Walnut Juglone & Allelopathy
Allelopathy is the process of one organism producing biochemicals which inhibit the growth of other, surrounding organisms.
This applies to the Walnut tree due to its secretion of the chemical ‘Juglone’, a chemical which is poisonous to many types of plant, insect and even mammalian lifeforms.
In practice, this means that you should carefully plan your planting arrangements when choosing to grow Walnuts. Certain plants (Such as Tomatoes) are particularly sensitive, while others (Such as Honey Locust) are considered tolerant.
Thankfully, the Walnut rootstocks used for fruiting varieties generally recommended for use are almost exclusively grown on English Walnut stock. English Walnut (Julans Regia) is considerably less harmful than its Black Walnut (Julans Negra) cousin, so don’t worry about killing your garden off on account of growing Walnuts this year.
Having said this, it’s always good to be prepared. We find that interplanting ‘Buffer’ plants has worked well for us. Plants such as Black Mulberry, Hazel and Autumn Olive are well known tolerators of Juglone, as well as being productive additions in their own right.
A pretty comprehensive list of juglone tolerant plants can be found at this cracking site, which was a great help to us when laying out our initial Walnut growing plans.
So plan ahead – Utilise buffers. Isolate your Walnut from particularly susceptible plants – and you should be a-okay.
Best UK Walnut Tree Cultivars
When growing walnut trees it’s hugely important that you tailor your cultivar selection to your specific region, land-size and needs. Below we’ve listed out some of the best varieties for our often unpredictable climate, all of which have been tested and recommended for use by research centres spread across the UK.
Highly productive new French variety. Late-leafing, late-fruiting variety with very good blight tolerance. Begins producing especially quickly. Fruits are large, store well with a very good flavour profile. Lateral bearing.
A new French variety particularly useful as a pollinator for Fernor. Begins producing large, good quality nuts very quickly. Lateral bearing.
Highly productive traditional French variety, a popular mainstay Walnut among many French orchards. Produces large, great tasting nuts.
Corne Du Perigord
Traditional French Walnut variety. Decently productive with great tasting, medium sized nuts. Shows very good disease resistance in our climate and works very well as a pollinator partner to various maincrop cultivars.
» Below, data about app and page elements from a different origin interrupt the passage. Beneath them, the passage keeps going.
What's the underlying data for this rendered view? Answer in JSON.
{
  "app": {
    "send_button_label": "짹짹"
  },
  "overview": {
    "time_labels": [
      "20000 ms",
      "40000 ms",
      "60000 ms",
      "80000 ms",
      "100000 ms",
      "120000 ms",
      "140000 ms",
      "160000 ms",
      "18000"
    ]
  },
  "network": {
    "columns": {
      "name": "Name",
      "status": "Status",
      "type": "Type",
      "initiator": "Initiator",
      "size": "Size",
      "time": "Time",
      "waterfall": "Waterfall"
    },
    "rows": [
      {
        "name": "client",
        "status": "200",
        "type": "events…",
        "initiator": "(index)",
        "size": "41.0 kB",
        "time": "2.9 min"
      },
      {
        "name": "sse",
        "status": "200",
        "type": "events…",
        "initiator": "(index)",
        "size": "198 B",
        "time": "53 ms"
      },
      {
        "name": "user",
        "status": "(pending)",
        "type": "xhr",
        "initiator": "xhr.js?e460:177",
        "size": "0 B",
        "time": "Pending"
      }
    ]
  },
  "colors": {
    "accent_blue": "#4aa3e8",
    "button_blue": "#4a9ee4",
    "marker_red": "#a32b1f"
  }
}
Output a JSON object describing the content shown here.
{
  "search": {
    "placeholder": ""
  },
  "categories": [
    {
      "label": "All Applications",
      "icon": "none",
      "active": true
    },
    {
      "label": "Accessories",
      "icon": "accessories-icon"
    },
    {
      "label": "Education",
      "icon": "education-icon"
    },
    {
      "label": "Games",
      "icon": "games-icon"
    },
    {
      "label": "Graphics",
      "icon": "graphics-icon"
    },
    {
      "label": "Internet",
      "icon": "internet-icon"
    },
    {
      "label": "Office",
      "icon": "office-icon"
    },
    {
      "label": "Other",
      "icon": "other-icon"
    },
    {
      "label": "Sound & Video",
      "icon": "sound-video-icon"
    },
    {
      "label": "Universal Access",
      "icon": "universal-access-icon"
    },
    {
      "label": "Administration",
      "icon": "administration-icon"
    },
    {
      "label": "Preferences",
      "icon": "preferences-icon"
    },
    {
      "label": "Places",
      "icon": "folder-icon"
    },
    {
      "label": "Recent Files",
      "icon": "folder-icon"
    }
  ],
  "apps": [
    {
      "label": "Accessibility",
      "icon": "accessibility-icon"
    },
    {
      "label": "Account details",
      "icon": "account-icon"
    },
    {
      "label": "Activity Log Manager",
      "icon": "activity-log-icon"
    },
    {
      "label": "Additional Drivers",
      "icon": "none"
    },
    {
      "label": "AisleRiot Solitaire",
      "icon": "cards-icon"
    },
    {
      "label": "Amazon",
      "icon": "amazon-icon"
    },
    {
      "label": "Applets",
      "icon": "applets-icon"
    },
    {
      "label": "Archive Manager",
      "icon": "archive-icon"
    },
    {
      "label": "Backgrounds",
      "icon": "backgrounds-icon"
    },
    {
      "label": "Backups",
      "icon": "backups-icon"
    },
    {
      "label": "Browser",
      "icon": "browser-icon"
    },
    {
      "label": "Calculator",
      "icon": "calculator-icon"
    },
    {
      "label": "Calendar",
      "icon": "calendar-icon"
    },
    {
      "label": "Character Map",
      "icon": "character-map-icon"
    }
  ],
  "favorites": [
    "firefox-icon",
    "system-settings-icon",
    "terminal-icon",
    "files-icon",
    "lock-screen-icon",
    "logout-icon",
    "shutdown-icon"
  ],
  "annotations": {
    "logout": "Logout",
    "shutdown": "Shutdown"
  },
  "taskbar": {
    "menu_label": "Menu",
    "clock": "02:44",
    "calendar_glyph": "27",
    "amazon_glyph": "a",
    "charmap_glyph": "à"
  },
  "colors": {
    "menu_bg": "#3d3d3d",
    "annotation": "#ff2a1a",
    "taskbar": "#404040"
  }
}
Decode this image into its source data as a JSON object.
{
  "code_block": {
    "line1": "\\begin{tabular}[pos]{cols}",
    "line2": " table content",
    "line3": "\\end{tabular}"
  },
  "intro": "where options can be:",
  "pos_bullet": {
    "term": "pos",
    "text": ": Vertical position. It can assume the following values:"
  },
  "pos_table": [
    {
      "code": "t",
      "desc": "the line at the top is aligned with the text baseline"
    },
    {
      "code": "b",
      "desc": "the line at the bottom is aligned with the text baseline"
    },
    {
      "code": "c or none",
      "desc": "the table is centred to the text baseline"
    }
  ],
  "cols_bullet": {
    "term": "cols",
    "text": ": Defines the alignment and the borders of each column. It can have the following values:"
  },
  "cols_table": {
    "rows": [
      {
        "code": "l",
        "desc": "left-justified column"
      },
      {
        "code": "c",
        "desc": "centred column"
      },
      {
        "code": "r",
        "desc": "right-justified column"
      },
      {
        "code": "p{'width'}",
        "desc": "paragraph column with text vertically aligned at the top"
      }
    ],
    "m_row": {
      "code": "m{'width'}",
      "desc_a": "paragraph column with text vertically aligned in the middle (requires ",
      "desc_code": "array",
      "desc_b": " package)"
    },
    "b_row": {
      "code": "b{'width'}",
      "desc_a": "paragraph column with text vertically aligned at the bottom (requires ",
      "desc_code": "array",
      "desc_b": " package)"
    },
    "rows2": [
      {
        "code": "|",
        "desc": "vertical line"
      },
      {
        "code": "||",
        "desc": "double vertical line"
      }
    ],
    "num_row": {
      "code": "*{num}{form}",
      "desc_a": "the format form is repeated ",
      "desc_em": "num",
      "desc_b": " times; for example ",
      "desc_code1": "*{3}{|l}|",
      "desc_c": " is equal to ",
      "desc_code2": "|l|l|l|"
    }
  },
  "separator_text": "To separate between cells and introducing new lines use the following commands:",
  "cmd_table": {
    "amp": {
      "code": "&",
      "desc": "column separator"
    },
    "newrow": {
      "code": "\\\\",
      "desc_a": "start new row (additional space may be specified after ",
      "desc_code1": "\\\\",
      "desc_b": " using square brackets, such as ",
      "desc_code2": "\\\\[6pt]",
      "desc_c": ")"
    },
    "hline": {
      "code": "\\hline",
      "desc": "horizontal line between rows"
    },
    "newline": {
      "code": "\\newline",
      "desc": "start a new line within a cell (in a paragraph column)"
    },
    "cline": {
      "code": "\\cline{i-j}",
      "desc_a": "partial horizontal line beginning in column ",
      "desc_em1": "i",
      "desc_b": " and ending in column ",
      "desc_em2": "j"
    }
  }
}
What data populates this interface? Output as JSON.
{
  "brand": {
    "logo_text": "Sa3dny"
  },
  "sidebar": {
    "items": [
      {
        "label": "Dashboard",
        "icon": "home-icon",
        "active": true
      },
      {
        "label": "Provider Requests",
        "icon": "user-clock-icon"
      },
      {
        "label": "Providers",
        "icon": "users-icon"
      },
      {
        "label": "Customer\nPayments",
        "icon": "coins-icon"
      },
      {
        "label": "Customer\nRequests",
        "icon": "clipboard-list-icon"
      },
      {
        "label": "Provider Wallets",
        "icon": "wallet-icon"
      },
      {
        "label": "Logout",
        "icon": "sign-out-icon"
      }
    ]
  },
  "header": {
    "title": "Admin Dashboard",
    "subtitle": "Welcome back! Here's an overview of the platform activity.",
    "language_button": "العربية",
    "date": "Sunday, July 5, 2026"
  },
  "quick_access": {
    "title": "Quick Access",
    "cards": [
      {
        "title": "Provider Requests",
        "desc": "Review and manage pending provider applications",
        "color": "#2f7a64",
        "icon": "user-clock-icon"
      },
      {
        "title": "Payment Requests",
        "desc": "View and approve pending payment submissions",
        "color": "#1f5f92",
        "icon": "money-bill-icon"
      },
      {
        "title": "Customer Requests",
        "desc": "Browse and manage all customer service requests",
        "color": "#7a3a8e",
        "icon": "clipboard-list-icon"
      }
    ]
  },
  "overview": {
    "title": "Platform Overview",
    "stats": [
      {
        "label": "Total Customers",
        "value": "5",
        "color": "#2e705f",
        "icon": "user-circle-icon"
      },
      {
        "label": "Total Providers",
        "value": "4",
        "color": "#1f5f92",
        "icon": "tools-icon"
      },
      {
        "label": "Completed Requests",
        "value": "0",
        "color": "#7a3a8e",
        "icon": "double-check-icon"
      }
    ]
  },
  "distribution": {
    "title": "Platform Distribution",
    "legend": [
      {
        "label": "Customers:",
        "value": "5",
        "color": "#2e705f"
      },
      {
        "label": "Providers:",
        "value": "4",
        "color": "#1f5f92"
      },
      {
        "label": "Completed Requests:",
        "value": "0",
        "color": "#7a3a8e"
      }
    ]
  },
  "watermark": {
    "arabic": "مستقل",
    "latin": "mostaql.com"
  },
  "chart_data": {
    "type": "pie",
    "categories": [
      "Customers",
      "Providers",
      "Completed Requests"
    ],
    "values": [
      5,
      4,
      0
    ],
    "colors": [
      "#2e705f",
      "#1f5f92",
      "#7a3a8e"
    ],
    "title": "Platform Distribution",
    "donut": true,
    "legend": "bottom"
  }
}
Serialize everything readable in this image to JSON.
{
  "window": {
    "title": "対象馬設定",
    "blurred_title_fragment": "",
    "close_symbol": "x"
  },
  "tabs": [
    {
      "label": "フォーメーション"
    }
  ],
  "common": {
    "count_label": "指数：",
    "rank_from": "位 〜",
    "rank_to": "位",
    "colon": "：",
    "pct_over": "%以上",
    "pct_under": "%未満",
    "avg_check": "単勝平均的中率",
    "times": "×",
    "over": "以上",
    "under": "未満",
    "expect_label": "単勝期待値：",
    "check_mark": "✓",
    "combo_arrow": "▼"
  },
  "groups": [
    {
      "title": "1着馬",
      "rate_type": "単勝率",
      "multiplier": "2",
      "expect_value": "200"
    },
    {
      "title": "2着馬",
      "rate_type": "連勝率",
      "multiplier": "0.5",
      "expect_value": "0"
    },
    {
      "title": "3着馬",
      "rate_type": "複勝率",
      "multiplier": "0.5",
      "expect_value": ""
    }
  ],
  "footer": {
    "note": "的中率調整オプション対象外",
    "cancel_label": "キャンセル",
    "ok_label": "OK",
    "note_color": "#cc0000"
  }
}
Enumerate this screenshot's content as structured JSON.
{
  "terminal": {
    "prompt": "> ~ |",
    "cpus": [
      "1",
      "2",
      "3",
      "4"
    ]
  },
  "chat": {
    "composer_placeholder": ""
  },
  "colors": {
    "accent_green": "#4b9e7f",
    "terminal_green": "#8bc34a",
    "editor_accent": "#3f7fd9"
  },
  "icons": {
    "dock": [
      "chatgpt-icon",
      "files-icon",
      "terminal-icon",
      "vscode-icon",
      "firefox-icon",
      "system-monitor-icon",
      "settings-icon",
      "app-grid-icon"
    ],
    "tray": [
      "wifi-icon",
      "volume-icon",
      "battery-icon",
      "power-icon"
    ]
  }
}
Ronde De Montignac
Traditional French variety which shows very good disease resistance in the UK climate. Produces heavy crops of small, great tasting nuts. Works well as a pollinator.
Highly productive new French variety. Shows good disease resistance in the UK climate. Late leafing and quick to come into production.
Partially self-fertile traditional French variety which is late to leaf out. Medium sized nuts have a very good flavour profile.
Heavy cropping traditional French Walnut variety which shows very good disease resistance in the UK climate.
Canadian variety which is widely used across the UK. Heavy cropping and quick to come into production, Broadview is a tried-and-tested Walnut cultivar for the British climate.
Heavy cropping Czech variety which shows very good disease resistance in the UK climate. Produces exceptionally sweet nuts.
UK Walnut Tree Suppliers
- How to Grow Your Own Nuts: Choosing, Cultivating and Harvesting Nuts in Your Garden
- The Fruit Gardener’s Bible: A Complete Guide to Growing Fruits and Nuts in the Home Garden
- Creating a Forest Garden: Working with Nature to Grow Edible Crops
And there we have it, a comprehensive overview of what you need to know before diving head first into growing Walnut trees of your own.
As always I hope this guide has been useful. If you’d like to be kept in the loop of whatever comes next from us here at the EcoGeeks then please feel free to subscribe below.
Have a great day.